The voters wanted change, and the initial leader in the polls was the candidate who seemed most likely to bring it: Anthony Weiner. The pundits were amazed that Weiner was leading even among black voters against the one black candidate, Bill Thompson. Weiner then fell victim to a revived sexting scandal.

With the de Blasio commercial featuring Dante, the voters saw not just a promise of change, but the very opposite of scandal. The guy Dante so lovingly called “my dad” surged to the lead among voters white and black, young and old, straight and gay. He spoke of a tale of two cities and of taxing the rich to finance early childhood education and of the need to keep community hospitals open.

But his biggest appeal was not what he said but who he was—a true family guy. And that was on resplendent display on Tuesday morning as he set out from his Brooklyn home with a family made so ebulliently complete with Chiara’s surprise arrival.

“That’s made my day wonderful!” he said.

He was lucky even in the weather, which was sunny and mild as they walked together. Two blocks to the left was the route of the marathon, which had been resumed the previous Sunday. The race was back, but one thing that had not recovered in the year since the hurricane was Bloomberg’s standing.

Three bocks straight on, the de Blasios come to the library.

“Our polling place in our neighborhood,” de Blasio said as he has at other times spoken of “our pizzeria” up the street.

The collection of the Brooklyn Public Library includes The Other Italy, The Italian Resistance in World War II by Maria de Blasio Wilhelm, the mother who made this day possible. She dedicates the book to her parents, Anna and John de Blasio and thanks “my son, Bill…for his constant interest and editorial support in this project, without which it might never have been undertaken, much less completed.”

“A labor of love,“ Bill de Blasio now said of the book.
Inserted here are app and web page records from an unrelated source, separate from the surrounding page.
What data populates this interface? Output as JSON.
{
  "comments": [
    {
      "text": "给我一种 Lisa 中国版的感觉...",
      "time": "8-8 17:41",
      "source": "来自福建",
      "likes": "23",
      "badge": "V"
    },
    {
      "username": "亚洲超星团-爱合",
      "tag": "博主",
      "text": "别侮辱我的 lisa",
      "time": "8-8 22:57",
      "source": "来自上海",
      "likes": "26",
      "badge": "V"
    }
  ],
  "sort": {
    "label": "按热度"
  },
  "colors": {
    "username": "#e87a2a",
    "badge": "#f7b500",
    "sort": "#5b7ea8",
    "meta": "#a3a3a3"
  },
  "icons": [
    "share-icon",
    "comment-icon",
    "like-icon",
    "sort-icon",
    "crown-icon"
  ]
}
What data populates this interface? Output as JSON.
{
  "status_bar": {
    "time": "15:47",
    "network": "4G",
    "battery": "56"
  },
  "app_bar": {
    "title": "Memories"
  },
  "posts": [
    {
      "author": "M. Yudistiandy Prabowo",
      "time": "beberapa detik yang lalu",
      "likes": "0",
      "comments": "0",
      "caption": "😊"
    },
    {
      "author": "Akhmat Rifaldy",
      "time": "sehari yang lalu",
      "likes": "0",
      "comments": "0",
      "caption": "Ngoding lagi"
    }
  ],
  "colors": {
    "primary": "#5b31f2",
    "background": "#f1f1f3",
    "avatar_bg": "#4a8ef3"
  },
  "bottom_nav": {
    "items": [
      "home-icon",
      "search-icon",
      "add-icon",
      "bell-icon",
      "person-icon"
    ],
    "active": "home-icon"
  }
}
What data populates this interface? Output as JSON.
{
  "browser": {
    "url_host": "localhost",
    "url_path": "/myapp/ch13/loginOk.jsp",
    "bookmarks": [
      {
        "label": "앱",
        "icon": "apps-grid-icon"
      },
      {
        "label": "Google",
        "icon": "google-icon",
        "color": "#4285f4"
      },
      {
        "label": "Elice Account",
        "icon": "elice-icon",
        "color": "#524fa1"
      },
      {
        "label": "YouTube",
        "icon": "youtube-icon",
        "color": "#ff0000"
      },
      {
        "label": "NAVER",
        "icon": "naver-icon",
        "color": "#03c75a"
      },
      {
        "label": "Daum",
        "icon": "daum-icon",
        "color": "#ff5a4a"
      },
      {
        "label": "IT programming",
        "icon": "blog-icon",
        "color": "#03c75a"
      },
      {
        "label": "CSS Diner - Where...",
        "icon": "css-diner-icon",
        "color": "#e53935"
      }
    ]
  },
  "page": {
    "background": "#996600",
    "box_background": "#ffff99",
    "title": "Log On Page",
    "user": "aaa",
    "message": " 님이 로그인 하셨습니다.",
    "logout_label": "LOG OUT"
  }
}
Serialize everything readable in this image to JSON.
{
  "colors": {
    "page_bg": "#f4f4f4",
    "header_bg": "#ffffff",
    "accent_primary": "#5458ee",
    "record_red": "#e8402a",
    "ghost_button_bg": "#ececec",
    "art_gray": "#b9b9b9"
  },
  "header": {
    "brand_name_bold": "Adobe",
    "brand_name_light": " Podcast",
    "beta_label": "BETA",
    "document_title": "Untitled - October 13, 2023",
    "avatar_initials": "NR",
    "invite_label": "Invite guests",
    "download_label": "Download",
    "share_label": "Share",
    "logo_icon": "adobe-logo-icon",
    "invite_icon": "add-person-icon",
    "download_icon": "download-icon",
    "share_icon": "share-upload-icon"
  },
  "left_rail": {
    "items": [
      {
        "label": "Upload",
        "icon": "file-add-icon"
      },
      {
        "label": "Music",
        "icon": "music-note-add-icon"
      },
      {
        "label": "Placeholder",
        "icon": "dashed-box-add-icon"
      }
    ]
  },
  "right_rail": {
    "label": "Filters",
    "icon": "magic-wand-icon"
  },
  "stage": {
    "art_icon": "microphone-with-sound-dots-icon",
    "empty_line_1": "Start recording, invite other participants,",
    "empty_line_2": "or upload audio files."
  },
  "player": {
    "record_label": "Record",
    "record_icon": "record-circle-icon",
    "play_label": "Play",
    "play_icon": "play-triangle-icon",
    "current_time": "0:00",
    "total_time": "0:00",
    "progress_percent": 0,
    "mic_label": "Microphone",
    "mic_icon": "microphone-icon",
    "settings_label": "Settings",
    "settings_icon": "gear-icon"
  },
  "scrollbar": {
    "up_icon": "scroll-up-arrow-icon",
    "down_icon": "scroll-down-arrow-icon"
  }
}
The family seemed so passionately of the neighborhood that they might have been expected to just stroll back home after they had voted and he had spoken briefly to the press. They instead climbed into a waiting black SUV, such as will be part of their new life.

One question is whether de Blasio will move into the mayoral mansion across from where he was born. Bloomberg opted not to live there because he preferred his mansion. De Blasio has said more than once that the decision whether to remain in Brooklyn or move to Gracie Mansion will be made collectively by his family.

If the de Blasios do move to the mansion, the new mayor will need only look across the street to his birthplace to see a monument to what he believes needs changing. The hospital where de Blasio was born has since been torn down and replaced by a 19-floor luxury tower whose residents receive a tax break extending to 2020 even though apartments sell for an average of $4.5 million.

But change is on the way, or so says the family guy who was elected because after 12 years of a billionaire the city was ready for someone who seems to know the true riches in life.